  • 1984 Scaling: Why Is Animal Size So Important? Cambridge & New York: Cambridge University Press ISBN 0-521-31987-0
  • 1997 Animal Physiology: Adaptation and Environment Cambridge & New York: Cambridge University Press. ISBN 978-0-521-57098-5
  • 1998 The Camel's Nose: Memoirs Of A Curious Scientist Washington, D.C: Island Press. ISBN 978-1-55963-512-7


  1. ^ Vogel, S. (2008). "Knut Schmidt-Nielsen. 24 September 1915 -- 25 January 2007". Biographical Memoirs of Fellows of the Royal Society 54: 319. doi:10.1098/rsbm.2008.0010. 
  2. ^ "Animal Physiology Expert Knut Schmidt-Nielsen Dies". Duke University Office of News & Communications. 2007-01-25. Retrieved 2010-03-03. 
  3. ^ "MOVERS". Science 315 (5813): 745c–. 2007. doi:10.1126/science.315.5813.745c. 

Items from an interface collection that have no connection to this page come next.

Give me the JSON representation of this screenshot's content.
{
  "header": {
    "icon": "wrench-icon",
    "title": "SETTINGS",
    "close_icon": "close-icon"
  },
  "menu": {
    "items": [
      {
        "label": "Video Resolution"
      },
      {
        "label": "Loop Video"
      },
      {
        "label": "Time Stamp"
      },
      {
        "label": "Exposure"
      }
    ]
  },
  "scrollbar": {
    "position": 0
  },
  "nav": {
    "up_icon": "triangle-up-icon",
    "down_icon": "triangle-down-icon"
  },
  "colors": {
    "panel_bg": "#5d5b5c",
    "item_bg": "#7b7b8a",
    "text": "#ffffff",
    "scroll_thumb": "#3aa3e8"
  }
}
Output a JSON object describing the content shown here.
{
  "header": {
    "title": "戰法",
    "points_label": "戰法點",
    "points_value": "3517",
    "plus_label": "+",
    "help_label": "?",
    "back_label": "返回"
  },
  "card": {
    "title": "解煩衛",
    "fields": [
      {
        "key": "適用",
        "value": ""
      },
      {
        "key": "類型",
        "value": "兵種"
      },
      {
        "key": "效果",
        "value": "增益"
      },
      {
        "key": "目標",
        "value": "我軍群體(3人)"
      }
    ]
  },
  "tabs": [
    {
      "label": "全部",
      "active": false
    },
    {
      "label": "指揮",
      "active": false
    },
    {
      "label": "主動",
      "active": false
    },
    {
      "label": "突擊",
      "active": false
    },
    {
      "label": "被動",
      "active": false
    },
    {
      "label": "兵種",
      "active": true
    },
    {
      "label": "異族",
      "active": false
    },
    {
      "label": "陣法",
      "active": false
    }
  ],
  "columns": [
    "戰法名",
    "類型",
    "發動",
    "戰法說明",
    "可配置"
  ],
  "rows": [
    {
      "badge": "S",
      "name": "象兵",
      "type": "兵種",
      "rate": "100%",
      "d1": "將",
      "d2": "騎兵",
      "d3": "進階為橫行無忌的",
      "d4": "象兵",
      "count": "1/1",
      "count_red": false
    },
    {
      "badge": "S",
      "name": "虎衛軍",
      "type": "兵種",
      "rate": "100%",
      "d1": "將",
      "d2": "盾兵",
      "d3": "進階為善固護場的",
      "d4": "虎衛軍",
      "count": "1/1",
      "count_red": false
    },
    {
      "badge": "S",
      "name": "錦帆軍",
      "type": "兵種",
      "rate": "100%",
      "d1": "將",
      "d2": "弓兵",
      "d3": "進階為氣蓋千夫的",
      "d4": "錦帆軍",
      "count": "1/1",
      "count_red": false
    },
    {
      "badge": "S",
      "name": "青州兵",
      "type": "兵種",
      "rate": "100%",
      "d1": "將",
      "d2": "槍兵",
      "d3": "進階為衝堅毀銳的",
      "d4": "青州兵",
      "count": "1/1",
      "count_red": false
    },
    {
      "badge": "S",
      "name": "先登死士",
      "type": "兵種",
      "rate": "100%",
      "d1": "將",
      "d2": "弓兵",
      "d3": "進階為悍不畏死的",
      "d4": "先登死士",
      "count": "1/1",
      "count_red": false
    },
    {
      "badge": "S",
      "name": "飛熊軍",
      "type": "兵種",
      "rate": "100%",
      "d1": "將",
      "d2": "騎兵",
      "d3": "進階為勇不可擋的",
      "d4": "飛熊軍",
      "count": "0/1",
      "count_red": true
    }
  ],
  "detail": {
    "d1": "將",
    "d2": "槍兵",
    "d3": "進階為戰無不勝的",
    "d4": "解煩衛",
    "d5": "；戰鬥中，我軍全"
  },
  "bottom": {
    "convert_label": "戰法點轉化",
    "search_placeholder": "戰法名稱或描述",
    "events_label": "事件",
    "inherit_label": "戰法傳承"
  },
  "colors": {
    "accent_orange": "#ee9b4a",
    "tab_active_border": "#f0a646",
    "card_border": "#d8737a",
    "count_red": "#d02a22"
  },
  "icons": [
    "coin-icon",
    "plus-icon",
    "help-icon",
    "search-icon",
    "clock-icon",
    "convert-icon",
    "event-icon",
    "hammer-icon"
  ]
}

  4. ^ McNeill Alexander, R. (2007). "Obituary: Knut Schmidt-Nielsen (1915–2007)". Nature 446 (7137): 744. doi:10.1038/446744a. PMID 17429390.  edit
  5. ^ Weibel, E. R. (2007). "Obituary in memoriam Knut Schmidt-Nielsen 24 September 1915 - 25 January 2007". Journal of Experimental Biology 210 (8): 1299. doi:10.1242/jeb.005306.  edit
  6. ^ Trætteberg, Marit. "Knut Schmidt-Nielsen". In Helle, Knut. Norsk biografisk leksikon (in Norwegian). Oslo: Kunnskapsforlaget. Retrieved 23 September 2015. 
  7. ^ "In Memoriam: Knut Schmidt-Nielsen (September 24, 1915 – January 25, 2007)". ScienceBlogs (SEED Media Group). 2007-04-11. Retrieved 2010-03-03. 
  8. ^ Tierney Thys. "Curiosity And The Camel". Duke University Alumni Magazine. Retrieved 2010-03-03.